On January 2, 1944, Cynthia’s father Phil Goff, who saw the letter (most likely by Cynthia showing it to him as some accounts suggest) and two of his friends arrived at Willie’s home and the three men dragged the boy from his mother’s arms. They also kidnapped his father. They drove to the Suwannee River and bound Willie James by his feet and hands and made him stand at the edge of the river where, according to his father’s testimony, he was told he could either jump into the river or be shot. The boy jumped in and drowned.

The Suwannee County sheriff ordered Ansel Brown, the local black undertaker, to retrieve the boy’s body from the river and bury it immediately. To cover up the incident, Phil and his friends forced Willie’s father to sign a document alleging that Willie jumped into the river on his own accord. According to their written statement which was included in the Lanier Report, the three men admitted taking the boy from his home and tying him up on the way to the river but they said he fell in accidentally. This conflicts with the first story that the boy jumped into the river. Either the boy jumped into the river on his own or he slipped accidentally. It was obvious the men were not telling the truth but there was never an arrest.

After signing the document, Willie’s father (also named James) packed up his family and moved to Orlando. No death certificate was ordered for his only son and the grave was unmarked for 60 years.

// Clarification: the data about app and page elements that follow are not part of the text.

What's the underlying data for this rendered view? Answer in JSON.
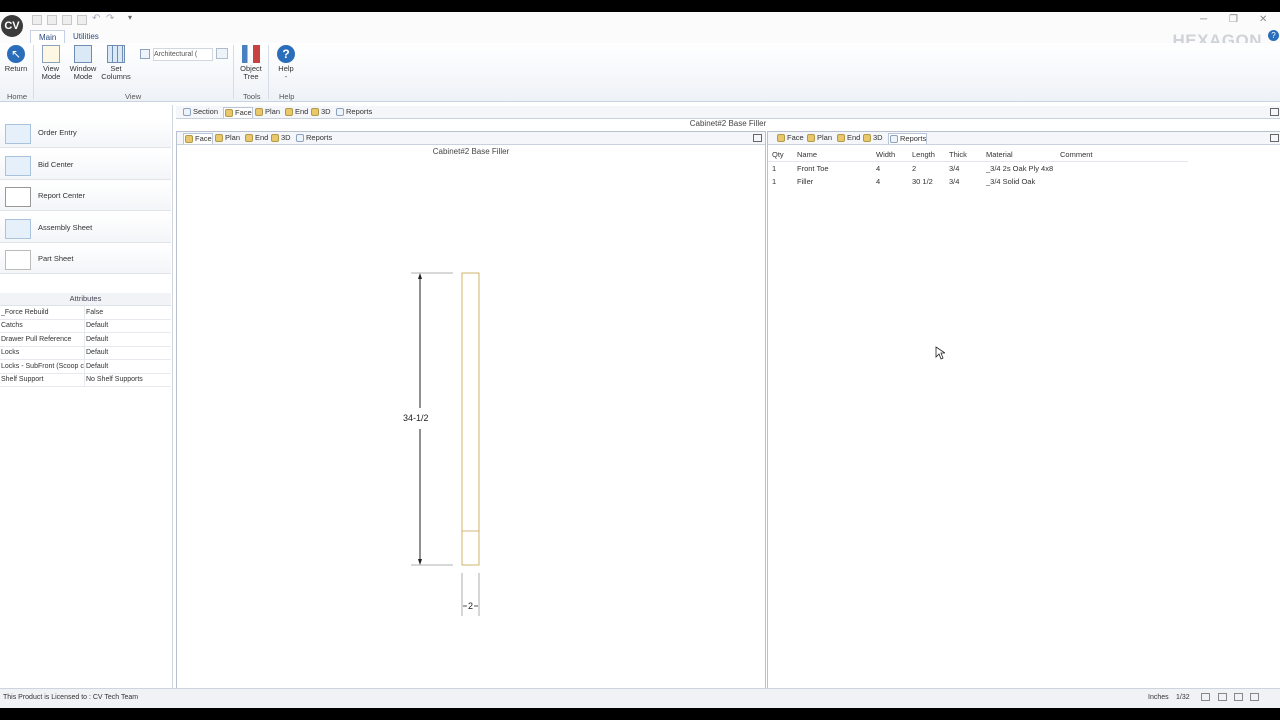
{
  "app": {
    "logo": "CV",
    "brand": "HEXAGON",
    "accent": "#2a6ebb"
  },
  "ribbon": {
    "tabs": [
      {
        "label": "Main",
        "active": true
      },
      {
        "label": "Utilities",
        "active": false
      }
    ],
    "buttons": {
      "return": "Return",
      "view_mode_1": "View",
      "view_mode_2": "Mode",
      "window_mode_1": "Window",
      "window_mode_2": "Mode",
      "set_columns_1": "Set",
      "set_columns_2": "Columns",
      "object_tree_1": "Object",
      "object_tree_2": "Tree",
      "help": "Help",
      "help_2": "-"
    },
    "dropdown_value": "Architectural (",
    "groups": {
      "home": "Home",
      "view": "View",
      "tools": "Tools",
      "help": "Help"
    }
  },
  "sidebar": {
    "items": [
      {
        "label": "Order Entry",
        "icon": "order-entry-icon"
      },
      {
        "label": "Bid Center",
        "icon": "bid-center-icon"
      },
      {
        "label": "Report Center",
        "icon": "report-center-icon"
      },
      {
        "label": "Assembly Sheet",
        "icon": "assembly-sheet-icon"
      },
      {
        "label": "Part Sheet",
        "icon": "part-sheet-icon"
      }
    ],
    "attributes_title": "Attributes",
    "attributes": [
      {
        "key": "_Force Rebuild",
        "value": "False"
      },
      {
        "key": "Catchs",
        "value": "Default"
      },
      {
        "key": "Drawer Pull Reference",
        "value": "Default"
      },
      {
        "key": "Locks",
        "value": "Default"
      },
      {
        "key": "Locks - SubFront (Scoop c",
        "value": "Default"
      },
      {
        "key": "Shelf Support",
        "value": "No Shelf Supports"
      }
    ]
  },
  "main": {
    "top_tabs": [
      "Section",
      "Face",
      "Plan",
      "End",
      "3D",
      "Reports"
    ],
    "top_active": "Face",
    "title": "Cabinet#2 Base Filler",
    "left_view": {
      "tabs": [
        "Face",
        "Plan",
        "End",
        "3D",
        "Reports"
      ],
      "active": "Face",
      "title": "Cabinet#2 Base Filler",
      "dim_height": "34-1/2",
      "dim_width": "2"
    },
    "right_view": {
      "tabs": [
        "Face",
        "Plan",
        "End",
        "3D",
        "Reports"
      ],
      "active": "Reports",
      "columns": [
        "Qty",
        "Name",
        "Width",
        "Length",
        "Thick",
        "Material",
        "Comment"
      ],
      "rows": [
        [
          "1",
          "Front Toe",
          "4",
          "2",
          "3/4",
          "_3/4 2s Oak Ply 4x8",
          ""
        ],
        [
          "1",
          "Filler",
          "4",
          "30 1/2",
          "3/4",
          "_3/4 Solid Oak",
          ""
        ]
      ]
    }
  },
  "statusbar": {
    "license": "This Product is Licensed to : CV Tech Team",
    "units": "Inches",
    "precision": "1/32"
  }
}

Thurgood Marshall demanded a full investigation and after hearing about Willie’s case, it was picked up by Harry T Moore of the NAACP who had gone to school with Lula Howard, Willie’s mother. Moore received documented proof from Willie’s parents explaining what really happened. They stated that Willie’s father had been threatened and forced to sign the document. However, a grand jury did not indict Goff and his friends and prosecution were never achieved.

Moore continued fighting for the case and in 1947 wanted to reopen it but Thurgood Marshall was unwilling to dedicate any more NAACP funding.

I found that Howard’s story mirrors that of Emmett Till’s in chilling ways. Though Emmett’s death was far more brutal, Willie is one of those unfamiliar faces we do not hear much about. Like Claudette Colvin and Rosa Parks, Emmett Till and Willie Howard are on the same side of History.

  • Willie James Howard was born in July (7/13)
  • Emmett Louis Till was born in July (7/25)
  • Willie was 15 years old when he died
  • Emmett was 14 years old when he died
  • Willie wrote a letter to a white girl
  • Emmett whistled at a white girl (allegedly)
  • Willie was taken from his home
  • Emmett was taken from his home
  • Willie died in the Suwannee River
  • Emmett ’s brutally beaten body was found weighed down by a cotton gin in the Tallahatchie River
  • Willie died in 1944
  • Emmett was only 3 years old when Willie was murdered. He would be killed exactly 10 years later in 1955.
  • Both boys murderers were acquitted

The similarities here are chilling so when you remember Emmett  Louis Till this August, remember Willie James Howard too.